Sep 23, 2020 | by Dan Q. Dao | Condé Nast Traveler
By the end of the war in neighboring Vietnam, Laos was the most bombed country in history. In the following decades, thousands of Laotian refugees would settle in Texas, opening wats (temples), grocery stores, and dozens of strip-mall Laotian restaurants primarily in the Dallas area. Four decades later, Dallas is a bona fide Laotian food destination—and there’s no doubt that Lao food plays a big role in its current status as a food city after sitting in the shadow of Houston and Austin for years.

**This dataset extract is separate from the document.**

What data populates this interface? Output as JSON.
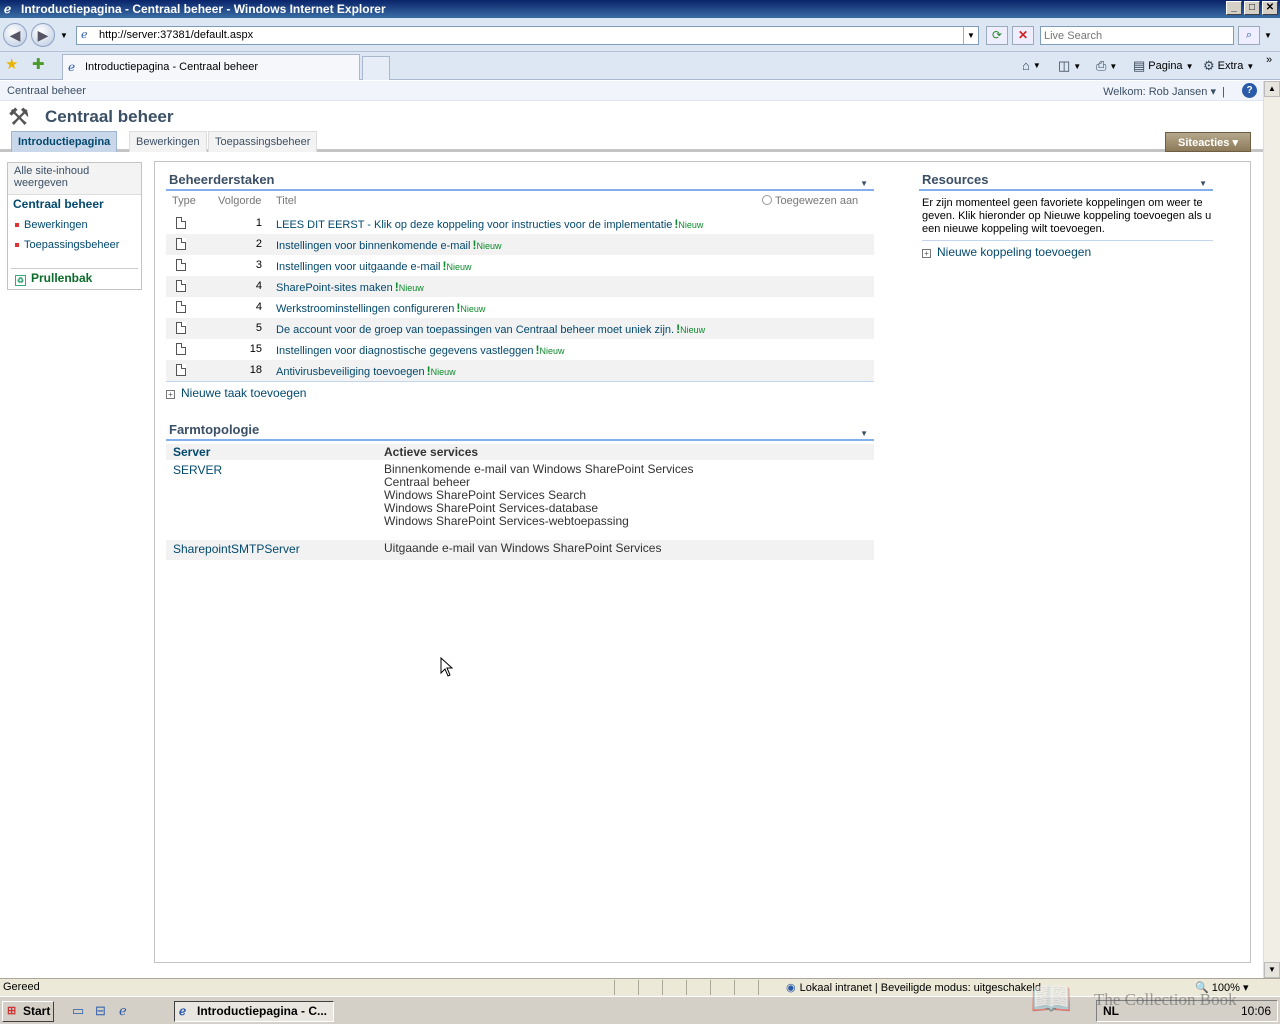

For all its bold flavors, which somewhat resemble those of northeastern Thai food, Lao food in Dallas has remained uncompromised for Western palates. At Sapp Sapp in downtown Irving, for example, you'll find the most common Lao noodle soups, like fiery boat noodles and the crimson-hued, fish-based kapoon. That said, Donny Sirisavath of East Dallas’s Khao Noodle Shop and other newcomers continue to push the boundaries of what constitutes Lao—and American—cuisine. At his restaurant, the tapioca rice noodles may still be made by hand the Lao way, but tripe chicharrones are 100 percent Texan.
Looking for more? Check out first-generation mainstays like Nalinh Market, the takeout-only Sabaidee, and Saap Lao Kitchen, the beloved Laotian flash-fried jerky company run by five family members, all spread across the Dallas–Fort Worth metroplex.